…we said that if one’s palate were up to it he could live forever, sans funds, on dolphin, pompano, snapper, snook, and crawfish; delighted in the memory of the first long chilling draught of beer following an afternoon of fishing or swimming; and most of all, with something like fluttering hearts, recalled the easy lethargic pace of the native Floridian.

The man has a daughter at Syracuse University who is now abroad, ” ‘Cause, Daddy,’—he imitates her affected lisp for me—’Florence is part of Syracuse University.’ ” The man is sure she will return “with some Guinea” who will get Daddy to open a pizza parlor for him, and Exley muses on the anti-Italian assurances of this man, himself Italian. Finally, after being rebuffed a couple of times, Exley gets him to say where he lives:
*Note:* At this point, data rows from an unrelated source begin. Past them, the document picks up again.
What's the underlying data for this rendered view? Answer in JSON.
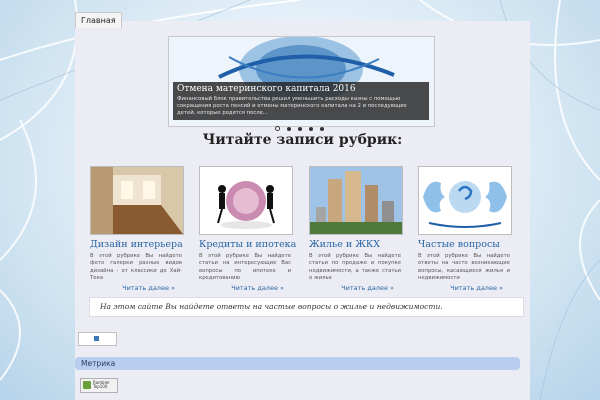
{
  "nav": {
    "home_label": "Главная"
  },
  "slider": {
    "title": "Отмена материнского капитала 2016",
    "text": "Финансовый блок правительства решил уменьшить расходы казны с помощью сокращения роста пенсий и отмены материнского капитала на 2 и последующих детей, которые родятся после..."
  },
  "section_title": "Читайте записи рубрик:",
  "categories": [
    {
      "title": "Дизайн интерьера",
      "description": "В этой рубрике Вы найдете фото галереи разных видов дизайна - от классики до Хай-Тека",
      "more": "Читать далее »"
    },
    {
      "title": "Кредиты и ипотека",
      "description": "В этой рубрике Вы найдете статьи на интересующие Вас вопросы по ипотеке и кредитованию",
      "more": "Читать далее »"
    },
    {
      "title": "Жилье и ЖКХ",
      "description": "В этой рубрике Вы найдете статьи по продаже и покупке недвижимости, а также статьи о жилье",
      "more": "Читать далее »"
    },
    {
      "title": "Частые вопросы",
      "description": "В этой рубрике Вы найдете ответы на часто возникающие вопросы, касающиеся жилья и недвижимости",
      "more": "Читать далее »"
    }
  ],
  "info_text": "На этом сайте Вы найдете ответы на частые вопросы о жилье и недвижимости.",
  "footer": {
    "metrika_label": "Метрика",
    "counter_label": "Rambler Top100"
  },
  "colors": {
    "link": "#2b67a5",
    "metrika_bar": "#b9cdee",
    "content_bg": "#ececf4"
  }
}
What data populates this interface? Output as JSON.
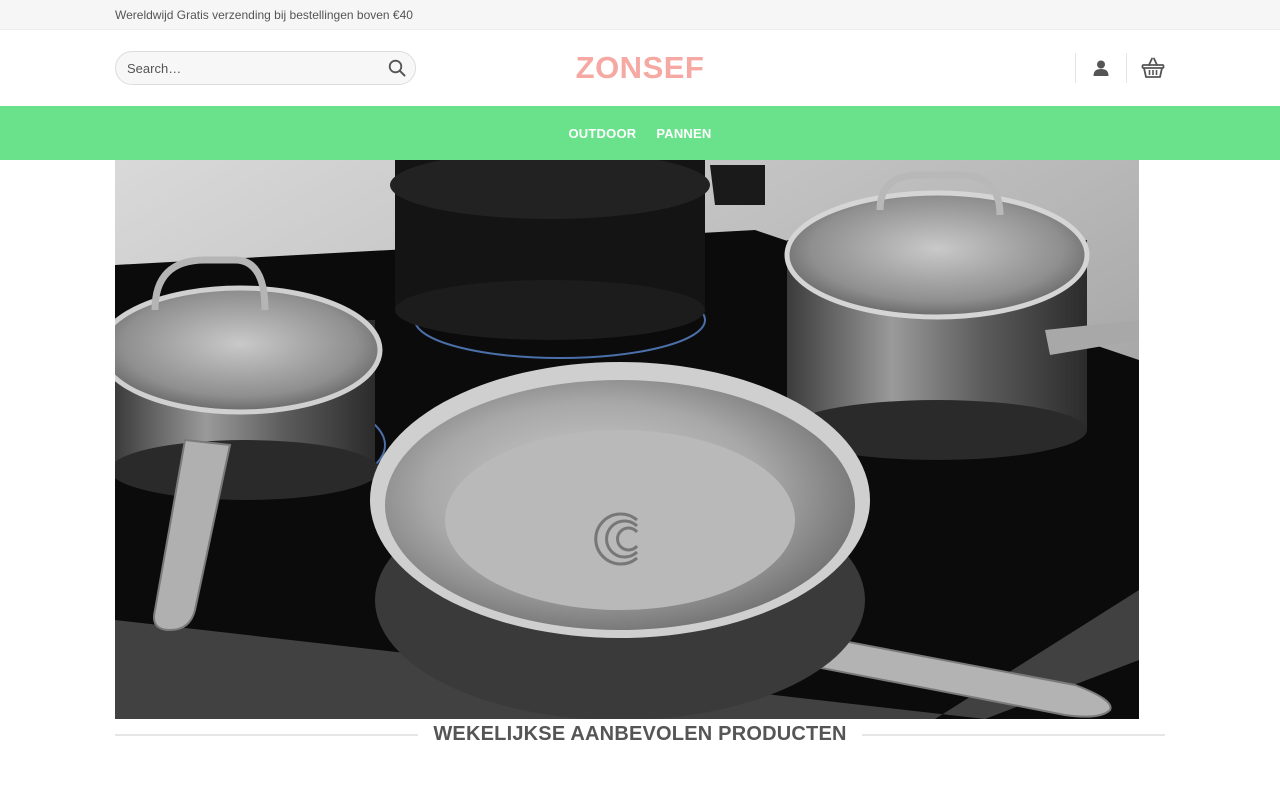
{
  "topbar": {
    "message": "Wereldwijd Gratis verzending bij bestellingen boven €40"
  },
  "header": {
    "search_placeholder": "Search…",
    "logo": "ZONSEF",
    "icons": [
      "search-icon",
      "user-icon",
      "basket-icon"
    ]
  },
  "nav": {
    "items": [
      {
        "label": "OUTDOOR"
      },
      {
        "label": "PANNEN"
      }
    ]
  },
  "featured": {
    "title": "WEKELIJKSE AANBEVOLEN PRODUCTEN"
  },
  "colors": {
    "nav_bg": "#6ae28c",
    "logo": "#f5a9a2",
    "topbar_bg": "#f6f6f6"
  }
}
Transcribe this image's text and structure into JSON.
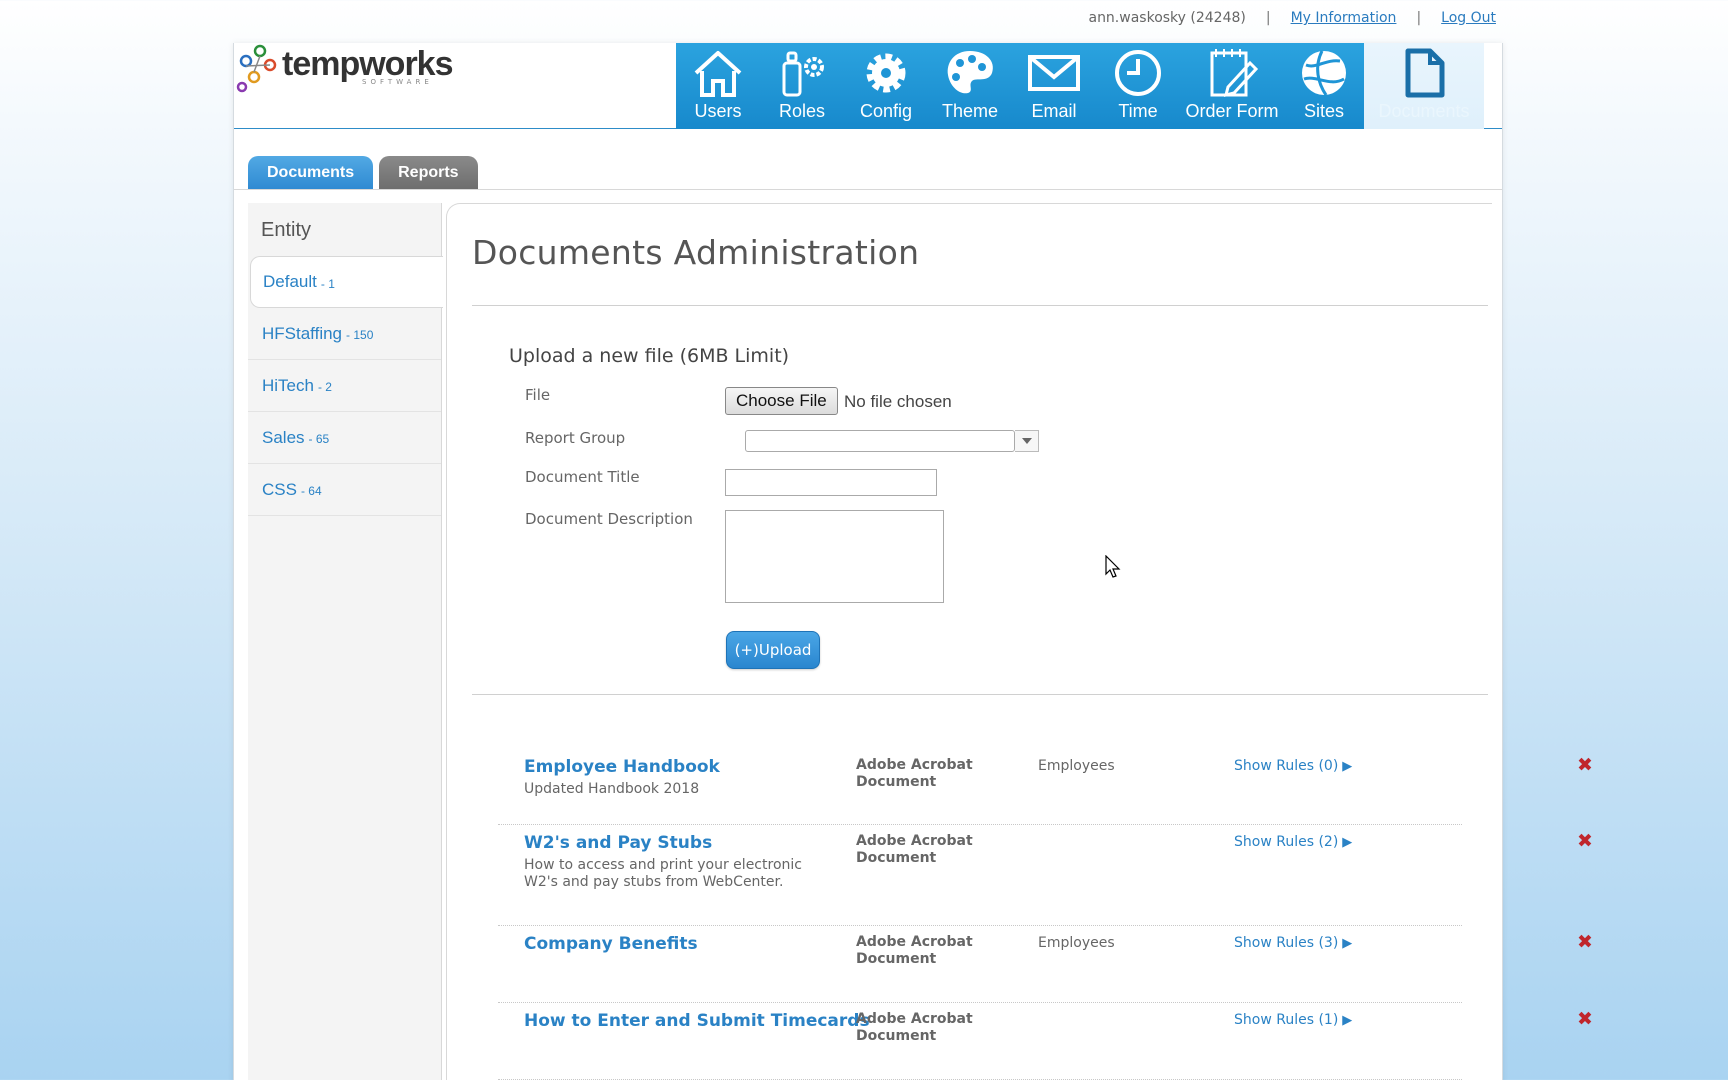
{
  "userbar": {
    "user": "ann.waskosky (24248)",
    "sep1": "|",
    "my_info": "My Information",
    "sep2": "|",
    "logout": "Log Out"
  },
  "logo": {
    "name": "tempworks",
    "sub": "SOFTWARE"
  },
  "nav": [
    {
      "label": "Users",
      "icon": "house-icon"
    },
    {
      "label": "Roles",
      "icon": "roles-icon"
    },
    {
      "label": "Config",
      "icon": "gear-icon"
    },
    {
      "label": "Theme",
      "icon": "palette-icon"
    },
    {
      "label": "Email",
      "icon": "envelope-icon"
    },
    {
      "label": "Time",
      "icon": "clock-icon"
    },
    {
      "label": "Order Form",
      "icon": "order-form-icon"
    },
    {
      "label": "Sites",
      "icon": "globe-icon"
    },
    {
      "label": "Documents",
      "icon": "document-icon",
      "active": true
    }
  ],
  "tabs": {
    "documents": "Documents",
    "reports": "Reports"
  },
  "sidebar": {
    "heading": "Entity",
    "items": [
      {
        "name": "Default",
        "count": "- 1",
        "selected": true
      },
      {
        "name": "HFStaffing",
        "count": "- 150"
      },
      {
        "name": "HiTech",
        "count": "- 2"
      },
      {
        "name": "Sales",
        "count": "- 65"
      },
      {
        "name": "CSS",
        "count": "- 64"
      }
    ]
  },
  "main": {
    "title": "Documents Administration",
    "upload_title": "Upload a new file (6MB Limit)",
    "labels": {
      "file": "File",
      "report_group": "Report Group",
      "document_title": "Document Title",
      "document_description": "Document Description"
    },
    "choose_file": "Choose File",
    "no_file": "No file chosen",
    "report_group_value": "",
    "document_title_value": "",
    "document_description_value": "",
    "upload_button": "(+)Upload"
  },
  "documents": [
    {
      "title": "Employee Handbook",
      "description": "Updated Handbook 2018",
      "type": "Adobe Acrobat Document",
      "group": "Employees",
      "rules": "Show Rules (0)"
    },
    {
      "title": "W2's and Pay Stubs",
      "description": "How to access and print your electronic W2's and pay stubs from WebCenter.",
      "type": "Adobe Acrobat Document",
      "group": "",
      "rules": "Show Rules (2)"
    },
    {
      "title": "Company Benefits",
      "description": "",
      "type": "Adobe Acrobat Document",
      "group": "Employees",
      "rules": "Show Rules (3)"
    },
    {
      "title": "How to Enter and Submit Timecards",
      "description": "",
      "type": "Adobe Acrobat Document",
      "group": "",
      "rules": "Show Rules (1)"
    }
  ],
  "colors": {
    "accent": "#2a82c5",
    "nav_bg": "#1f95d6",
    "delete": "#c0262c"
  }
}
He mumbled something I didn’t catch.

“What’s that?” I was insistent.

Panacea,” he snapped. “Panacea! I ain’t shittin’ yuh!”

Wide-eyed with mirth, I said, “P-A-N-A-C-E-A?”

But “the height of fuckin’ pretension” or not, Panacea is “Home, Exley, Home,” and soon he is off for his plane and Exley is back with his terrible homelessness.

What makes this scene so good is that when the other person doesn’t threaten or implicate him Exley can be a fan indeed and he can make us love this conversation and the man’s life that has found its peace. Later Exley learns that the place hit hardest by Hurricane Agnes is Panacea. He has the inspired notion of calling the police there. He doesn’t know his friend’s name, so he pours out all the details he does know: “Yeah, the heavy equipment business. An Italian guy. Lives right on the Gulf there, a white stucco house with a pool.” But he is drunk, and the cop at the other end has a hurricane to clean up, so he just hangs up, which is probably just as well all around. It is all so unaffected when Exley can relax and tell his stories.

This fine scene makes clear as perhaps nothing else in either book that Exley is very much in need of a subject that is not himself, or, failing that, a way of writing about himself that won’t equate self-regard and self-pity and will keep both off the page. On the evidence, there’s no reason to believe he can do this, but Exley can be good enough, and fun enough to read even when he’s awful, to make one want to hope.

This Issue

June 26, 1975